===== Records to process
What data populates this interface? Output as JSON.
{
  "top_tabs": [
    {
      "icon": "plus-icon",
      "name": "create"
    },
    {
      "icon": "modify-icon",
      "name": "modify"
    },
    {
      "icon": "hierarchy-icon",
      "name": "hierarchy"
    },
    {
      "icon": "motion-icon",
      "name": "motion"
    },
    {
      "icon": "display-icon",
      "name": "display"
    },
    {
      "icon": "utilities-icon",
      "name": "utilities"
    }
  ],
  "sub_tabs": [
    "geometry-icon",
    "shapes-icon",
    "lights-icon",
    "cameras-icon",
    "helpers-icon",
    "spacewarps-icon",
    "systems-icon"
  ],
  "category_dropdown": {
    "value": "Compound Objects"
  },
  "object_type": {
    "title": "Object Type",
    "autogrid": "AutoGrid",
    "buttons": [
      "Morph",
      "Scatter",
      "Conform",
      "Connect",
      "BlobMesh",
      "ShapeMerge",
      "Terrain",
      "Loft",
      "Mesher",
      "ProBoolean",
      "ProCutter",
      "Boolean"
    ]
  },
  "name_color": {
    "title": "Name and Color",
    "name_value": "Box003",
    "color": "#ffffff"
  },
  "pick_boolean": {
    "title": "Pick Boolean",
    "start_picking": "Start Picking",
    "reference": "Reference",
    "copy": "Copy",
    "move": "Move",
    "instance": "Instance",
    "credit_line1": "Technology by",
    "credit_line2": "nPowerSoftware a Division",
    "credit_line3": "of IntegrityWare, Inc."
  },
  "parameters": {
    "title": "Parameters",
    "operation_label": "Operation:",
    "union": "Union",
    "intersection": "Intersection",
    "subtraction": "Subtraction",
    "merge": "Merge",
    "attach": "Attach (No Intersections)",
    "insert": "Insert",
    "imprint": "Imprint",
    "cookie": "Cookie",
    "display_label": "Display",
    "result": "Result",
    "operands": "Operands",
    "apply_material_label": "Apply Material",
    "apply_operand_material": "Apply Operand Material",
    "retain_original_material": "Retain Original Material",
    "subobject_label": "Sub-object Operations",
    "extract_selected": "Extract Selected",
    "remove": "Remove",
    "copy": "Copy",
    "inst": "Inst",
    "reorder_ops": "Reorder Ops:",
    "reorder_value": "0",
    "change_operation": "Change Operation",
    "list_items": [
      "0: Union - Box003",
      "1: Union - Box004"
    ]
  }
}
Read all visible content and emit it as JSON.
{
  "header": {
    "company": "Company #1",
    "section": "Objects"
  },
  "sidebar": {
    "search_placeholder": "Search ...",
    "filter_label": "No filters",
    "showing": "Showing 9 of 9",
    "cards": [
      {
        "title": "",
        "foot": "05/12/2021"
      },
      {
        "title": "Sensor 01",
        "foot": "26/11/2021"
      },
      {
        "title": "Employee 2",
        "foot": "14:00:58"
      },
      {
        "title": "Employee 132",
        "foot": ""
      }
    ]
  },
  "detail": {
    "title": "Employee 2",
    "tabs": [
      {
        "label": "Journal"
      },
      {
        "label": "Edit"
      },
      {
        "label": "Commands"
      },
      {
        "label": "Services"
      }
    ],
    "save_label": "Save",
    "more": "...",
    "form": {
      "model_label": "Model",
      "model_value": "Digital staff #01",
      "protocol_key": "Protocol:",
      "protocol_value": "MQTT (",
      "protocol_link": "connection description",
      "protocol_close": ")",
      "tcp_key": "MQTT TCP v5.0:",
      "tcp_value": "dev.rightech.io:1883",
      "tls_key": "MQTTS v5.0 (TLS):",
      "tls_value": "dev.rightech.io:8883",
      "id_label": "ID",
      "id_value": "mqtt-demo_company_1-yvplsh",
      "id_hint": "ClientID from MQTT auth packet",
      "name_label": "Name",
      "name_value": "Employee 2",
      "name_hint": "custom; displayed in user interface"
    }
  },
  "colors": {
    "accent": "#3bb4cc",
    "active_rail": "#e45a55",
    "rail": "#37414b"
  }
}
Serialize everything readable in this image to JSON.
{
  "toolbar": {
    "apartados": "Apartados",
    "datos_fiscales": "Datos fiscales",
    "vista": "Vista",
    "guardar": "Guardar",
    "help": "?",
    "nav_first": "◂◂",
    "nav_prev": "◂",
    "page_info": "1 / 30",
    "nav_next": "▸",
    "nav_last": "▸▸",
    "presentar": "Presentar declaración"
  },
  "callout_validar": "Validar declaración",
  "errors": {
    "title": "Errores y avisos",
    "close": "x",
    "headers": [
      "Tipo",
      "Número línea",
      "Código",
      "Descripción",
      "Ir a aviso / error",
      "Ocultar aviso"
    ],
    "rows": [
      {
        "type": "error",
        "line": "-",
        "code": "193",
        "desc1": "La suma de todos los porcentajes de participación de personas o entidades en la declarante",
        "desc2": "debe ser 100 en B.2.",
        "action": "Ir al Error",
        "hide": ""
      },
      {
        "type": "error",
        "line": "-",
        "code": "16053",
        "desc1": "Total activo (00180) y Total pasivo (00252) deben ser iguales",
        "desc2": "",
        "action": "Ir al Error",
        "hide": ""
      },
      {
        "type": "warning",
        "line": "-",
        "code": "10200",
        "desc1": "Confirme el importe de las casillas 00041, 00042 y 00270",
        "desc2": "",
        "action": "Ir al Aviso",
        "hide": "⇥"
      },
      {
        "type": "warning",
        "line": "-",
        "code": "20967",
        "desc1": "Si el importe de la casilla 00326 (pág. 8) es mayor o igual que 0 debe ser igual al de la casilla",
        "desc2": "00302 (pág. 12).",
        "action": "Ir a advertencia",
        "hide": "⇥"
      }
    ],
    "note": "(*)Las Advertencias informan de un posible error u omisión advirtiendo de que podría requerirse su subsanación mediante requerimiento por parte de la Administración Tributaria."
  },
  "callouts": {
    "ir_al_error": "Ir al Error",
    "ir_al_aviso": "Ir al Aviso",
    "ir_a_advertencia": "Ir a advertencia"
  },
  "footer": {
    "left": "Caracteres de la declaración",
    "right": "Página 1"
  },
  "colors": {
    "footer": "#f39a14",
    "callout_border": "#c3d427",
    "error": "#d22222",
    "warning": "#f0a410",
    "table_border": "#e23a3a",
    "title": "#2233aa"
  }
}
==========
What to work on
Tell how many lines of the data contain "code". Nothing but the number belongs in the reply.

Solution for this problem
4